Returning to the old logging platform, follow the other boardwalk across a quieter river swamp. Near the end of this boardwalk on the left you may glimpse a huge cypress tree that early loggers spared because its timber was not of commercial quality. At the end of this boardwalk you reach the uplands. A sign explains the value of fire in maintaining pine forests which once dominated much of the Florida peninsula. A short path then a right turn to the parking area puts you on drier land. To the left of the trail is a small area of sandhill dominated by scrub, a forest consisting of small, twisted oak trees. If you have time, follow the Tram Ridge Loop Trail, where you will learn more about habitat management for Florida wildlife.
Part of the Tram Ridge Trail follows a historic tram road (railroad bed) built to haul lumber to nearby sawmills. Walking to the right at the sign, one begins the trail in pine flatwoods where most of the larger trees are slash pines. These fast growing native trees were planted in close rows by timber companies. Historically these areas were dominated by widely-spaced old growth longleaf pines, with scattered slash and loblolly pines in wetter sites. Restoration of the longleaf pine forests is ongoing in several parts of the Refuge. In areas like this one, planted trees are severely thinned to recreate the savanna-like conditions of the past. Pine flatwoods
habitats, and wildlife that live here, are critically dependent on fires every two to four years which promote the growth of diverse low-growing plants.
Just beyond a park bench on the right is a small usually water-filled depression with cypress trees. And a bit
further along the trail on the left is a dry sand hill covered with thorny, scrubby-looking plants. This diversity of habitats in close proximity is the reason that the southeast and the Florida Peninsula are recognized for their world-class biodiversity. Typical wildlife species found here include Bachman’s sparrow, bobwhite quail, gopher tortoise, and fox squirrel. As you continue on the trail, the pines begin to disappear and transition to a
bottomland hardwood forest, then another drop into a cypress dome dominated by bald cypress and black tupelo. Diversity and abundance of plants dramatically increases in the transition zones between these forest types. Some wildlife, such as salamanders, depend solely on these narrow ecotones.
On the very northern portion of the trail, sand live oaks dominate a sandy ridge, creating a shady zone that naturally deters fire. These areas favor oak toads, Cooper’s hawks and black bears.

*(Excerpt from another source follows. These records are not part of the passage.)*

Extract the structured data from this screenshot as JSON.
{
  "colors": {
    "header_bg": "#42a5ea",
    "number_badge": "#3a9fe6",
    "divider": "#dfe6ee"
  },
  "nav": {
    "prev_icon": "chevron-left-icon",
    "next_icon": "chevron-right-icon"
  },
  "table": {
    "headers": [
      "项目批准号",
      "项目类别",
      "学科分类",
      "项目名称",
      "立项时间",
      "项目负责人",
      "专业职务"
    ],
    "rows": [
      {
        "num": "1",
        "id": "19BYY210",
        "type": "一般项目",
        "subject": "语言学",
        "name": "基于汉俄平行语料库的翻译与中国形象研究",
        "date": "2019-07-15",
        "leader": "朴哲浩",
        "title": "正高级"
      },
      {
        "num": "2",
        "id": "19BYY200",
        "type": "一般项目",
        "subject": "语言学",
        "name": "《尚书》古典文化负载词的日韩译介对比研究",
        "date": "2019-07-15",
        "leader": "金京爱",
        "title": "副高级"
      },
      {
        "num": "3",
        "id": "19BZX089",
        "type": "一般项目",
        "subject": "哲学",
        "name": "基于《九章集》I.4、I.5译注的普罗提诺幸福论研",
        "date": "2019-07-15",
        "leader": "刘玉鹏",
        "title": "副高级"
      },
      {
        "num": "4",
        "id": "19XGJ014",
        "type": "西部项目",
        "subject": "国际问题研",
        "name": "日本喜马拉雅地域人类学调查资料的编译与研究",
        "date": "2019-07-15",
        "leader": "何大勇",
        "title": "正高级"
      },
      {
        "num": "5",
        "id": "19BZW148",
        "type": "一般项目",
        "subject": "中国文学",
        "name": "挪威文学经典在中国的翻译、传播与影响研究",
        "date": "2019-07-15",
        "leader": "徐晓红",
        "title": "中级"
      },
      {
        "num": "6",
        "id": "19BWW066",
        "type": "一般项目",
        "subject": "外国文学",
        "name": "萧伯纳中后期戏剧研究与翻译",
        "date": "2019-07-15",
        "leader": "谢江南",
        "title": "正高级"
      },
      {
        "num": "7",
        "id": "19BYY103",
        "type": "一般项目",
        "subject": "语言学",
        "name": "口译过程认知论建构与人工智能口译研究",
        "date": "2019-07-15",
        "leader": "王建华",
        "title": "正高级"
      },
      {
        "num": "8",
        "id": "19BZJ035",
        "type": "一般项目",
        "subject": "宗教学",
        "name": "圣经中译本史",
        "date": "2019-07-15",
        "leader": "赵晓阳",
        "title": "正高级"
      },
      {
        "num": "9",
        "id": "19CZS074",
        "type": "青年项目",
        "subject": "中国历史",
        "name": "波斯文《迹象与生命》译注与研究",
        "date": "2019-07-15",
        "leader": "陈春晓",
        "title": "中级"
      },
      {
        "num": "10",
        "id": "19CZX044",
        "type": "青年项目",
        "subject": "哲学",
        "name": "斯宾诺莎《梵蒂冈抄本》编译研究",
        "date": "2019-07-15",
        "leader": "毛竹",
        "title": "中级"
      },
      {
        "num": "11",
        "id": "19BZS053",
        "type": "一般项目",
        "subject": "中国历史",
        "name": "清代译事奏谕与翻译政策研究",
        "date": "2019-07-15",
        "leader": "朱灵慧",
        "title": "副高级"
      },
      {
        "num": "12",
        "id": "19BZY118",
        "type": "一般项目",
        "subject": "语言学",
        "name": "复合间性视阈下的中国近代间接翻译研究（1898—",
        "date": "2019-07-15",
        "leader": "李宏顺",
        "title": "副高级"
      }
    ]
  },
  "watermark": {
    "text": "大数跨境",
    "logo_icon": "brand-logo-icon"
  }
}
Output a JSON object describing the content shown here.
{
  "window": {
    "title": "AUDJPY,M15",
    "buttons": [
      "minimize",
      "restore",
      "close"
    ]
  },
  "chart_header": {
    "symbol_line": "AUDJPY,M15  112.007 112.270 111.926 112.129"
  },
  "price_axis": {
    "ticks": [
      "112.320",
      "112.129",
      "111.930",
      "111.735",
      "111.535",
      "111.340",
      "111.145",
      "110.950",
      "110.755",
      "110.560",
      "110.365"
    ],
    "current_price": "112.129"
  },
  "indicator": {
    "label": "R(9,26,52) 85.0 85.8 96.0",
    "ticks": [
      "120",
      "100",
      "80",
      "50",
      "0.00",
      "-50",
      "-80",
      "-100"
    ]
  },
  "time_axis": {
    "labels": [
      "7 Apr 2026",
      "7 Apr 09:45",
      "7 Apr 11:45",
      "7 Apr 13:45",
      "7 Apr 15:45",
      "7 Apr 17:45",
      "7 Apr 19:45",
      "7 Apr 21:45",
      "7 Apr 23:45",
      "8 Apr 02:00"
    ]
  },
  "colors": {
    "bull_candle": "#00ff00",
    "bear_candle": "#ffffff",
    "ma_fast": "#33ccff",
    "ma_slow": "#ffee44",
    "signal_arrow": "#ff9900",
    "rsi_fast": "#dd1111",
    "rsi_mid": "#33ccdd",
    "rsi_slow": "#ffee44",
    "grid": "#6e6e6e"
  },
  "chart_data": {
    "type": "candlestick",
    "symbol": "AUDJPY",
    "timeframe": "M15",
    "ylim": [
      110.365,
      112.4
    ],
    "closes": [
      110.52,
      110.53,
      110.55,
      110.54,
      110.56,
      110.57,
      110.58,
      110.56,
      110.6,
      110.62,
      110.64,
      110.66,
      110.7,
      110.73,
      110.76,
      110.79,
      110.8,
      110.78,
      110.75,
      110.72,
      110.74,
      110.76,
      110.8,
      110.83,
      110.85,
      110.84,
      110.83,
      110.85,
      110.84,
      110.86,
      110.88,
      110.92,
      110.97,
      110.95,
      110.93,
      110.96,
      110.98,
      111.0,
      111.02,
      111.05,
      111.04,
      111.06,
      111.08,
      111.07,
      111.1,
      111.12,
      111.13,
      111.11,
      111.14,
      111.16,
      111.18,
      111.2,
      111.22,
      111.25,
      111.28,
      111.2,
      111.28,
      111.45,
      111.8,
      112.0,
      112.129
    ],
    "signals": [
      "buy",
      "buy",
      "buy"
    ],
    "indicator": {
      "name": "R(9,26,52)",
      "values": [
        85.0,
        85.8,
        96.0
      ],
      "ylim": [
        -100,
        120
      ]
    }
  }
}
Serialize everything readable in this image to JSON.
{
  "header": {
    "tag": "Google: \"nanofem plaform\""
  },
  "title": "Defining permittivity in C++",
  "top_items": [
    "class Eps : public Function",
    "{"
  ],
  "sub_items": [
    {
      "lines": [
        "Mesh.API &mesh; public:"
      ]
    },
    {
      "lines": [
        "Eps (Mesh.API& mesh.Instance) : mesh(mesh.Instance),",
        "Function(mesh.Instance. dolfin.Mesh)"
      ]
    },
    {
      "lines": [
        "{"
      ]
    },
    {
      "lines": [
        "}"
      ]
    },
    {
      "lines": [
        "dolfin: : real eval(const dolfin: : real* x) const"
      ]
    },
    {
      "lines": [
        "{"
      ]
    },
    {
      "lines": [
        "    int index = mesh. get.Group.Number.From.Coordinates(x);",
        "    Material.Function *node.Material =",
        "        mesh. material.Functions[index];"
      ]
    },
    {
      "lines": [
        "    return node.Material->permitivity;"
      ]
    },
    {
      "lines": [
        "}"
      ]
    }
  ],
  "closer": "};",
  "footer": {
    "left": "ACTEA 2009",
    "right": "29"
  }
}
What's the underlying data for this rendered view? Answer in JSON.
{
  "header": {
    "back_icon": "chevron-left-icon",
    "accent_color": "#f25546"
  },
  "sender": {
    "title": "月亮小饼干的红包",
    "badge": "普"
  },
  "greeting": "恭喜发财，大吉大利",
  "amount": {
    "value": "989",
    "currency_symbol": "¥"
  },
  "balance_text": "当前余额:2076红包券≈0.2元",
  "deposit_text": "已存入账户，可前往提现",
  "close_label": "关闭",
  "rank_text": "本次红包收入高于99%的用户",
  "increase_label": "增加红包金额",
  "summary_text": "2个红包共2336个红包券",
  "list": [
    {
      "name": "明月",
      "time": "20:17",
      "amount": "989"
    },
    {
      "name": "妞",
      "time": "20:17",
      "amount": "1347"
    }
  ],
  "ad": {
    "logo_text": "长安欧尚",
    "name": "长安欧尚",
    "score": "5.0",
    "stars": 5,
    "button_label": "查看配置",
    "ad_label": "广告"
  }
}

Looping toward the south you soon reach the old railroad bed. It runs along the top of a straight, sandy ridge for nearly half of its length. In more broken terrain, ditching and filling were needed for the roadbed. These activities created drier and wetter conditions than occurred naturally and interrupted normal water flows. The vegetation near the tram road probably little resembles what occurred there naturally. Here and elsewhere on the Refuge, road building and other logging activities have had dramatic and long lasting effects on landscapes and habitats.